When looking at the components of the 20 to 34-year old cohort available from the Census, we can see that older Millennials from ages 25 to 34 years-old seem to have a greater preference for Rensselaer County.  While it lags the state’s share of 25 to 34-year old at 13.3% compared to 14.4%, it leads the Capital District in overall share.  Albany County has a smaller share of its population in this cohort, but it does have the largest total number of individuals in this range.

Saratoga County lags the region in the share of Millennials at 17.7%, but only has one college that offers housing to its students.  Skidmore College’s enrollment for 2016-2017 was listed as 2,686 – about 15% of the enrollment for the University at Albany in Albany County. Saratoga County does not have the same capacity for the number of students that the other counties do. Saratoga housing prices are also the highest of all the four counties, which may dissuade financially-struggling Millennials.

Schenectady County and Rensselaer County fill out the middle of the pack.  Rensselaer County has a slight edge on the Millennial population by 1.5 percentage points, but that difference is the smallest between counties in the region.  While it appears that there may be a slight preference of one over the other, it’s unclear what drives that preference.  Median gross rent varies by only $26 between the two; the cost of housing with a mortgage varies by only $36, and in both cases Rensselaer County experiences the higher cost.  Commuting to work times also seem to favor Schenectady County by 4.8 seconds, which is within the margin of error and likely making that consideration inconsequential.

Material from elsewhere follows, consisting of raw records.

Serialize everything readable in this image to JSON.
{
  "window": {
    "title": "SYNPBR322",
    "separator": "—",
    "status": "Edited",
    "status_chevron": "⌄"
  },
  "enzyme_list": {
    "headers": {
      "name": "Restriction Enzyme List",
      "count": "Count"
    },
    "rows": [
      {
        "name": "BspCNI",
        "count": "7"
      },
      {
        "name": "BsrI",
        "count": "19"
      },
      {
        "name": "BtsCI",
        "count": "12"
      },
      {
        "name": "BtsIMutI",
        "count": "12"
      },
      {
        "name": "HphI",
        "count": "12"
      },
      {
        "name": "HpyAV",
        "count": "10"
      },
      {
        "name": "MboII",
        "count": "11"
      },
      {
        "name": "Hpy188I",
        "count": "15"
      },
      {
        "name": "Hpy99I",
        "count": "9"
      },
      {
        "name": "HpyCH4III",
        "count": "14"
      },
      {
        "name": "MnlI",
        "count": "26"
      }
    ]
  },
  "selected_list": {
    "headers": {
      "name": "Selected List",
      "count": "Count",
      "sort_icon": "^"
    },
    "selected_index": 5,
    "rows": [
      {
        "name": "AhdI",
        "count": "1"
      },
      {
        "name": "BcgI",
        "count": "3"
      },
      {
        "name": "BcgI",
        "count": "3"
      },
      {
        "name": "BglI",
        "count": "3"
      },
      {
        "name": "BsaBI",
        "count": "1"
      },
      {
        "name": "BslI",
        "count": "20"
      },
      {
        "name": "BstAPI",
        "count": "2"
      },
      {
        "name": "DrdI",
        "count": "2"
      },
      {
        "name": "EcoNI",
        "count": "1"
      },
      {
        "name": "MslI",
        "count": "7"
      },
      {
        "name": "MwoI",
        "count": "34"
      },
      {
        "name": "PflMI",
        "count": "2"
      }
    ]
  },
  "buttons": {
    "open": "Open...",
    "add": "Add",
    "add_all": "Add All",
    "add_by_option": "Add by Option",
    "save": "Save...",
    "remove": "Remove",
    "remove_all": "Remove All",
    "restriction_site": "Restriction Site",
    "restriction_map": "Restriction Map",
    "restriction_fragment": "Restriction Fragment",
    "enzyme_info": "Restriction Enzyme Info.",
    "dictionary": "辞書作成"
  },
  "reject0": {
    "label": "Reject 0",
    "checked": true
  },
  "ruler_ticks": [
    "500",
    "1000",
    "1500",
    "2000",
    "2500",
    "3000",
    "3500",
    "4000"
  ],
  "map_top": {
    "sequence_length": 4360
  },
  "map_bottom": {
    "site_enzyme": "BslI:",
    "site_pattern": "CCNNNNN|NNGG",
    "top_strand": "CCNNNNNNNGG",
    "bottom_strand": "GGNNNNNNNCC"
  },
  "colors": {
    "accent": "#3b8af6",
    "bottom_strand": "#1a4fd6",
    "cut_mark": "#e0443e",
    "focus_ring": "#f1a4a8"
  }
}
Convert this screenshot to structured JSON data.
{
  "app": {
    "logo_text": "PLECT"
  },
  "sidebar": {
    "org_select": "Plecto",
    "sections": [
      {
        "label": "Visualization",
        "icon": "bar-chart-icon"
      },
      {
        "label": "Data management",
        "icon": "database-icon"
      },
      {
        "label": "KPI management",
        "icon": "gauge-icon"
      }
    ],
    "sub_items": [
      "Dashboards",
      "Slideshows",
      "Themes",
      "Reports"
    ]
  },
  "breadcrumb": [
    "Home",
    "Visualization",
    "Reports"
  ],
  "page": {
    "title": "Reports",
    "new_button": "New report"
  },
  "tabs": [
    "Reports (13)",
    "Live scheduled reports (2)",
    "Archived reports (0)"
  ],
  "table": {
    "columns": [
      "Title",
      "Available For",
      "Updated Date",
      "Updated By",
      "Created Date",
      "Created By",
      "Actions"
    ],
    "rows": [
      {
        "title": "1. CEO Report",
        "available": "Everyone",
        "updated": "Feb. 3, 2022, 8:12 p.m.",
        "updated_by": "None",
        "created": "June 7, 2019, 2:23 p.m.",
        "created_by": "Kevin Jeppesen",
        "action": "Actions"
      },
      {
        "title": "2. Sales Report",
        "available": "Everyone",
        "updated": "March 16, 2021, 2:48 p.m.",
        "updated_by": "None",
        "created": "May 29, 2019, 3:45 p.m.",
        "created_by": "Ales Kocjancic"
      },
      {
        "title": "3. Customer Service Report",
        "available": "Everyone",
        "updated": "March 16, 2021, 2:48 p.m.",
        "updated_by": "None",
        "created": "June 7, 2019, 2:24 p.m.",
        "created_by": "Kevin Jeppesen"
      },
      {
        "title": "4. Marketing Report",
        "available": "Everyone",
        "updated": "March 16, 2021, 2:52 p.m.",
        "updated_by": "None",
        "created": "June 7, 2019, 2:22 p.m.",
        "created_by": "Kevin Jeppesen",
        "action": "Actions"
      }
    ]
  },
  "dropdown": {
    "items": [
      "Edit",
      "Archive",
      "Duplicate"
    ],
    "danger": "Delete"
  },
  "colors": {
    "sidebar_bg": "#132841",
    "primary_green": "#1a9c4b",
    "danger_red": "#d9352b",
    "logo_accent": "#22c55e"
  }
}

Monitoring the Situation

As with any trend, it is possible that over time we could see a shift from this generation in its preferences for locations and lifestyles.  It does appear that Millennials prefer more historically urban areas in the region.  Mobility may also come into play when this generation makes choices about where to live, work, and play.  As this generation ages, we may see a change in its decisions – but at the same time, we may not.  What is clear, however, is that the region is keeping pace with state and national averages with some communities are currently exceeding national rates for the Millennial generation today – and that is good for the region as a whole.

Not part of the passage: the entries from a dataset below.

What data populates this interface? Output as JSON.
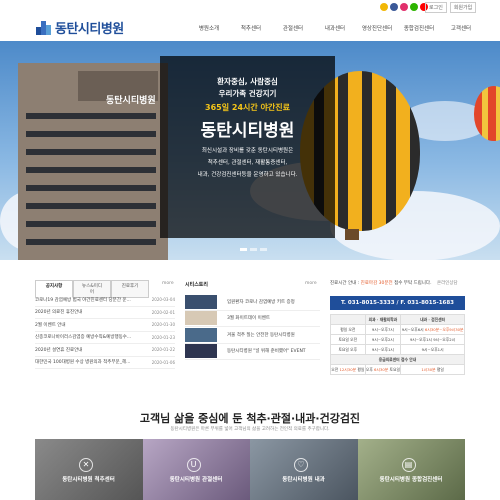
{
  "header": {
    "logo_text": "동탄시티병원",
    "util": [
      "로그인",
      "회원가입"
    ],
    "nav": [
      "병원소개",
      "척추센터",
      "관절센터",
      "내과센터",
      "영상진단센터",
      "종합검진센터",
      "고객센터"
    ],
    "social_colors": [
      "#f2b705",
      "#3b5998",
      "#e1306c",
      "#2db400",
      "#ff0000"
    ]
  },
  "hero": {
    "line1": "환자중심, 사람중심",
    "line2": "우리가족 건강지기",
    "line3": "365일 24시간 야간진료",
    "line4": "동탄시티병원",
    "desc1": "최신시설과 장비를 갖춘 동탄시티병원은",
    "desc2": "척추센터, 관절센터, 재활통증센터,",
    "desc3": "내과, 건강검진센터등을 운영하고 있습니다.",
    "building_sign": "동탄시티병원",
    "accent": "#f5c518"
  },
  "notice": {
    "tabs": [
      "공지사항",
      "뉴스&미디어",
      "진료후기"
    ],
    "more": "more",
    "items": [
      {
        "title": "코로나19 감염예방 범국 야간진료센터 당분간 운...",
        "date": "2020-03-04"
      },
      {
        "title": "2020년 의료진 휴진안내",
        "date": "2020-02-01"
      },
      {
        "title": "2월 이벤트 안내",
        "date": "2020-01-30"
      },
      {
        "title": "신종코로나바이러스감염증 예방수칙&예방행동수...",
        "date": "2020-01-23"
      },
      {
        "title": "2020년 설연휴 진료안내",
        "date": "2020-01-22"
      },
      {
        "title": "대한민국 100대병원 수상 병원의과 척추부문_헤...",
        "date": "2020-01-06"
      }
    ]
  },
  "sns": {
    "title": "시티스토리",
    "more": "more",
    "items": [
      "입원환자 코로나 감염예방 키트 증정",
      "3월 화이트데이 이벤트",
      "겨울 척추 질는 안전한 동탄시티병원",
      "동탄시티병원 \"널 위해 준비했어\" EVENT"
    ]
  },
  "schedule": {
    "label_prefix": "진료시간 안내 :",
    "label_red": "진료마감 30분전",
    "label_suffix": "접수 부탁 드립니다.",
    "more": "온라인상담",
    "tel": "T. 031-8015-3333 / F. 031-8015-1683",
    "head": [
      "",
      "외과 · 재활의학과",
      "내과 · 검진센터"
    ],
    "rows": [
      [
        "평일 오전",
        "9시~오후7시",
        "9시~오후6시",
        "6시30분~오후9시30분"
      ],
      [
        "토요일 오전",
        "9시~오후2시",
        "9시~오후1시",
        "9시~오후2시"
      ],
      [
        "토요일 오후",
        "9시~오후1시",
        "9시~오후1시",
        ""
      ]
    ],
    "sub_head": "응급의료센터 접수 안내",
    "last": [
      "오전",
      "12시30분",
      "평일",
      "오후",
      "6시30분",
      "토요일",
      "1시30분",
      "평일"
    ]
  },
  "centers": {
    "title": "고객님 삶을 중심에 둔 척추·관절·내과·건강검진",
    "subtitle": "동탄시티병원은 마른 부위를 넓어 고객님의 삶을 고려하는 전인적 의료를 추구합니다.",
    "cards": [
      {
        "label": "동탄시티병원 척추센터",
        "icon": "spine-icon",
        "color": "#7a7a7a"
      },
      {
        "label": "동탄시티병원 관절센터",
        "icon": "joint-icon",
        "color": "#8e7e9c"
      },
      {
        "label": "동탄시티병원 내과",
        "icon": "stethoscope-icon",
        "color": "#6e7a86"
      },
      {
        "label": "동탄시티병원 종합검진센터",
        "icon": "clipboard-icon",
        "color": "#7c8c6a"
      }
    ]
  }
}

[1] Fromm, J. (2017, November 08). Why Millennials Are The Most Important Consumer Generation For The Travel Industry. Retrieved from

[2] US Census Bureau. (2015, June 25). Millennials Outnumber Baby Boomers and Are Far More Diverse. Retrieved June 29, 2018, from

[3] Millennials Infographic. (n.d.). Retrieved June 29, 2018, from

[4] Elliott, C., & Reynolds, W., III. (n.d.). Making it Millennial. Retrieved from

[5] Ibid.

[6] Shin, L. (2017, January 09). How The Millennial Generation Could Affect The Economy Over The Next Five Years. Retrieved June 29, 2018, from

[7] Bell, P., & Cook, N. (2014, September 03). The Financial Habits of Millennials In Four Charts. Retrieved June 29, 2018, from

[8] The Integrated Postsecondary Education Data System. (n.d.). Retrieved June 29, 2018, from  NOTE:  Figures for Excelsior College were excluded due to its nature as a distance learning provider.